Byline: Robert E. Moffit, SPECIAL TO THE WASHINGTON TIMES
Doctors are giving up on Medicare. More and more of them are refusing to accept new
Medicare patients. Some physicians are withdrawing from the government health-care program for seniors altogether - even though, in the words of one orthopedic surgeon, it "breaks my heart."
"These are the patients that I love to see the most," Dr. Abraham Rogozinski of Jacksonville, Fla., told the New York Times. "They bake you pound cakes for Christmas because they are so happy with the care that you give them."
The reason for the physician flight: Medicare's complex pricing system.
Doctors have seen their reimbursements cut by 5.4 percent this year, even as they're forced to comply with a growing pile of practically incomprehensible regulations. Even the pay raise Congress will soon consider is a stopgap solution.
In many cases, the reimbursements don't begin to cover the cost of providing care to Medicare patients. And even if they did, there are the regulatory hurdles: A recent American Medical Association survey of doctors found that more than one-third spend an hour completing Medicare paperwork for every four hours of patient care.

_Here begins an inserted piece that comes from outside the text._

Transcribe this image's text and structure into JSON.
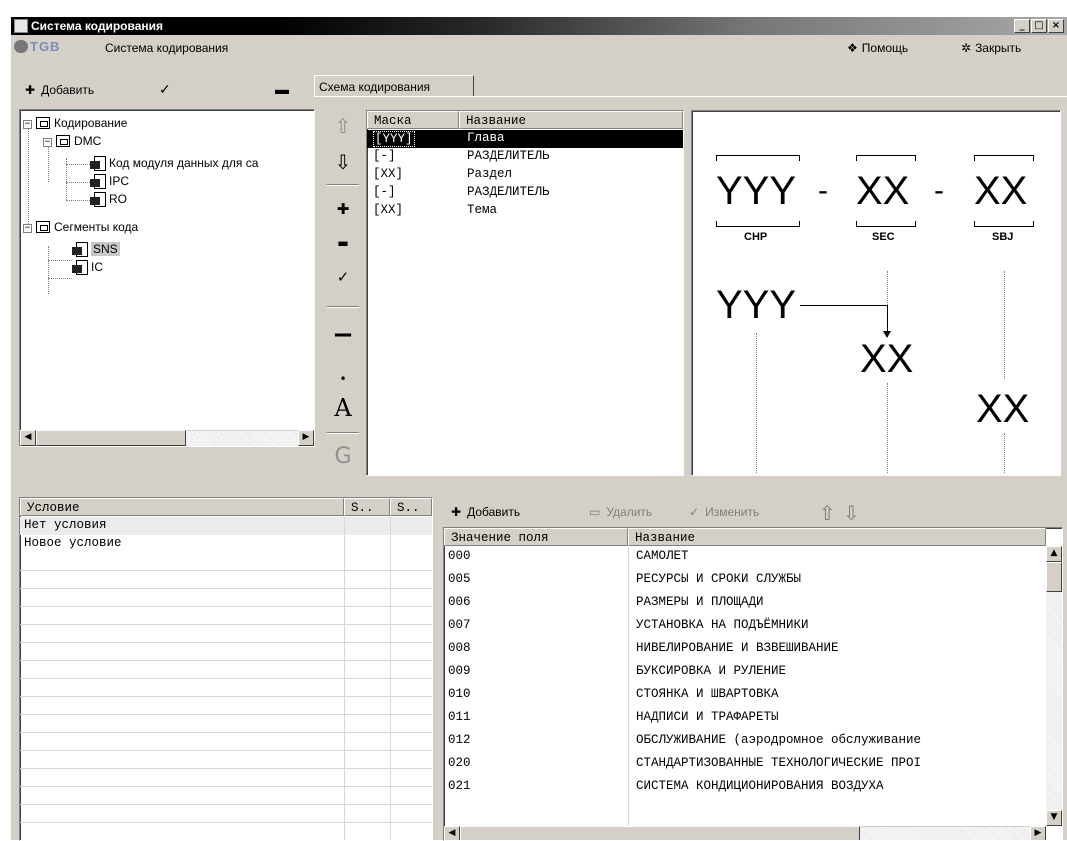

The symptoms of deep discontent are unmistakable. More than eight out of every 10 health-care professionals say they don't consider Medicare's fee schedules "fair," according to a survey by Yankelovich Partners, a California-based research firm. And 71 percent said the reimbursement schedules don't ensure quality care. No wonder 17 percent of family doctors, according to the American Academy of Family Physicians, are refusing to take new Medicare patients.
This is a bad omen, especially since America's population is aging rapidly. (The 77 million Baby Boom generation will start retiring in less than 10 years.) Worse, America's doctors are being held hostage by Washington's high-stakes politics. The American Association of Retired Persons, for example, opposes increased payments to doctors in Medicare unless Congress first agrees to provide a "meaningful" prescription drug benefit - meaning one that would cost about $750 billion over 10 years. That's almost twice as large as the leading Senate Democratic Medicare drug proposal, and it would guarantee a sharp increase in the program's rapidly rising costs. Seniors and taxpayers alike would pay a high price.
How could Medicare's condition have deteriorated so badly? Its problems are built into its bureaucratic structure. We're talking, after all, about a system of central planning and price regulation in which bureaucrats control nearly all aspects of the financing and delivery of medical services. …